--- Data ---
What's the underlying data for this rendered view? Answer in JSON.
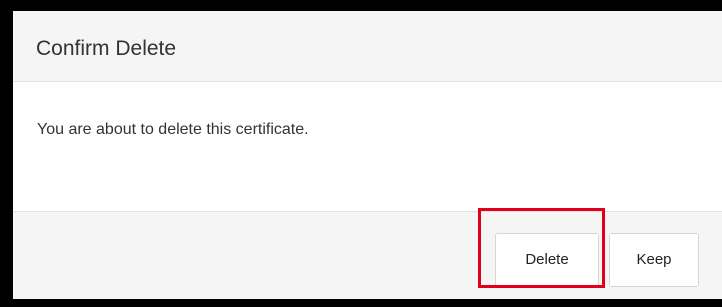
{
  "dialog": {
    "title": "Confirm Delete",
    "message": "You are about to delete this certificate.",
    "buttons": {
      "delete_label": "Delete",
      "keep_label": "Keep"
    }
  },
  "colors": {
    "highlight": "#e0001b",
    "header_background": "#f5f5f5",
    "outer_background": "#000000"
  }
}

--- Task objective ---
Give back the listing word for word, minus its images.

--- Answer to this problem ---
What's the underlying data for this rendered view? Answer in JSON.
{
  "dialog": {
    "title": "Confirm Delete",
    "message": "You are about to delete this certificate.",
    "buttons": {
      "delete_label": "Delete",
      "keep_label": "Keep"
    }
  },
  "colors": {
    "highlight": "#e0001b",
    "header_background": "#f5f5f5",
    "outer_background": "#000000"
  }
}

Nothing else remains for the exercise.